A nice moment today, as I was finishing a piece I’d promised to an editor by noon. Looked at the clock: 11:57 a.m. Looked at my buddy list; was he online, with his chat program open? He was. Was he at his desk? Sent him a shout-out. He was. Dragged my Word file over to his name on the buddy list, which sent him an automatic message saying a file was coming his way, and would he accept? He did. The file transferred in a few seconds. Glanced at the clock: 11:58. I beat deadline by two minutes. I rule.
All the world’s a newsroom when everybody has a Mac.
Magazine deadlines are more elastic than newspaper ones, but deadline is a drug, and freelancers don’t get enough of it. Oh, we have deadlines, but we don’t get the deadline energy that comes from a newsroom, when everyone’s clattering away, focused on beating the clock. It helps you work. When you’re alone in your home office trying to meet a deadline, it’s just you and your flop sweat.
Another deadline slain, and a little time to breathe. Detroit buried Proof today. (The other guy shot in this incident died earlier this week.) I recommend the photo gallery, which revealed the details of the $48,000, 24-karat gold-plated casket, the wide range of outfits and, of course, the funeral “family” credential. And what funeral would be complete without bomb-sniffing dogs?
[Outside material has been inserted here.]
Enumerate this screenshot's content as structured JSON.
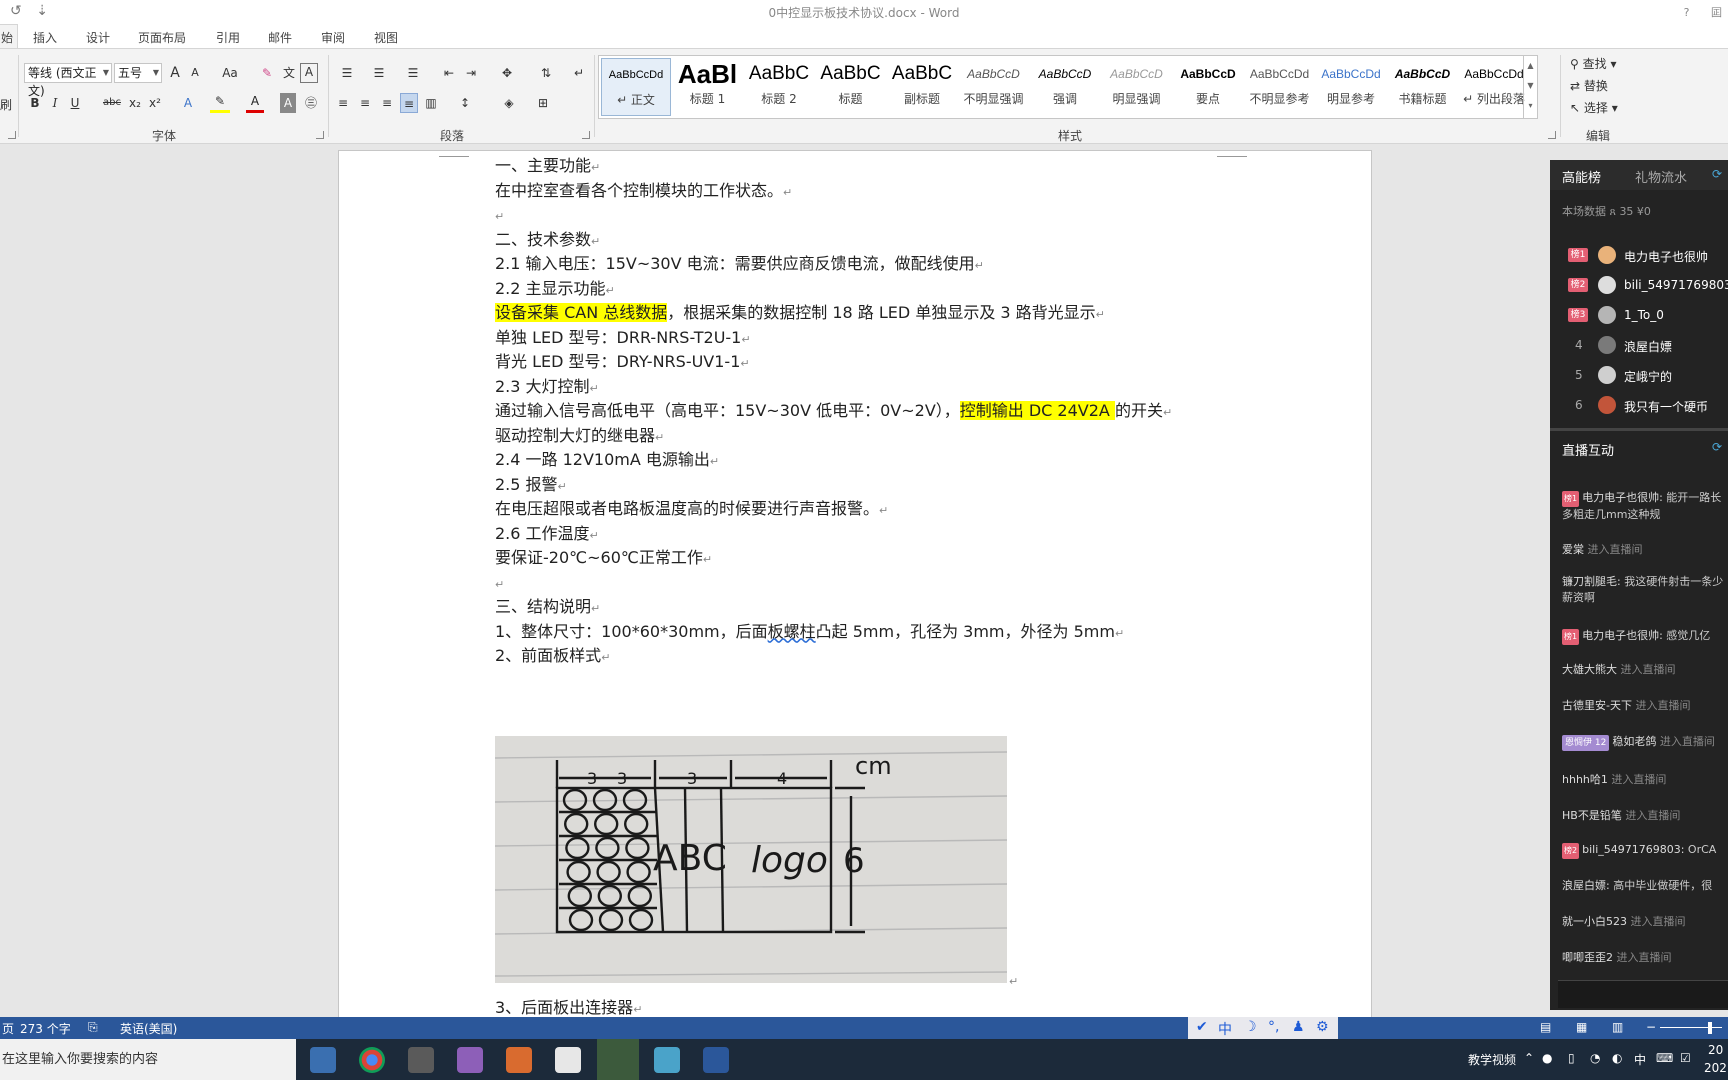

The world is a remarkable place sometimes.
If half the city was at Proof’s funeral yesterday, the other half was at the zoo, which is where we were. The crowd was so dense we were directed to park on the sidewalk. Since we are, I have been informed daily this week, the only family in the whole school that didn’t go out of town for spring break, I was surprised to find so much company; I figured we’d have the place to ourselves. (When pressed, Kate will acknowledge that one or two of her classmates are not vacationing in Florida this week, and surprise, we saw them both at the zoo.) My favorite feature this visit: The Japanese snow monkeys, who were sitting in the sunshine on this fine day, grooming one another. The body language is so close to that used by my hairdresser when she touches up my roots that I couldn’t help but smile.
And back to the bloggage: John Scalzi mentioned the “Purity Ball” earlier this week, the strange ritual in some evangelical cultures in which fathers escort their daughters to a dance and then publicly sign this pledge:
I, (daughter’s name)’s father, choose before God to cover my daughter as her authority and protection in the area of purity. I will be pure in my own life as a man, husband and father. I will be a man of integrity and accountability as I lead, guide and pray over my daughter and as the high priest in my home. This covering will be used by God to influence generations to come.
It’s all about virginity, obviously. (And just to ratchet up the creep factor for those fo you who haven’t spent much time in livestock breeding, “cover” is the verb that describes what the stallion does to the mare. What it means here? Up to you.) The very thought of any father taking this much interest in his daughter’s sexuality, and at such a young age — here’s a Focus on the Family story that says some of the girls escorted to this shindig were as young as 4 — would send me running for the hills, but then, I’m not of this world. Show me a culture where female virginity is prized to this extent and I’ll show you one that has a real problem with women.
Anyway, here are some Purity Ball photos from the 2005 affair Van Wert — presumably Ohio. Draw your own conclusions. Me, I’m grossed out.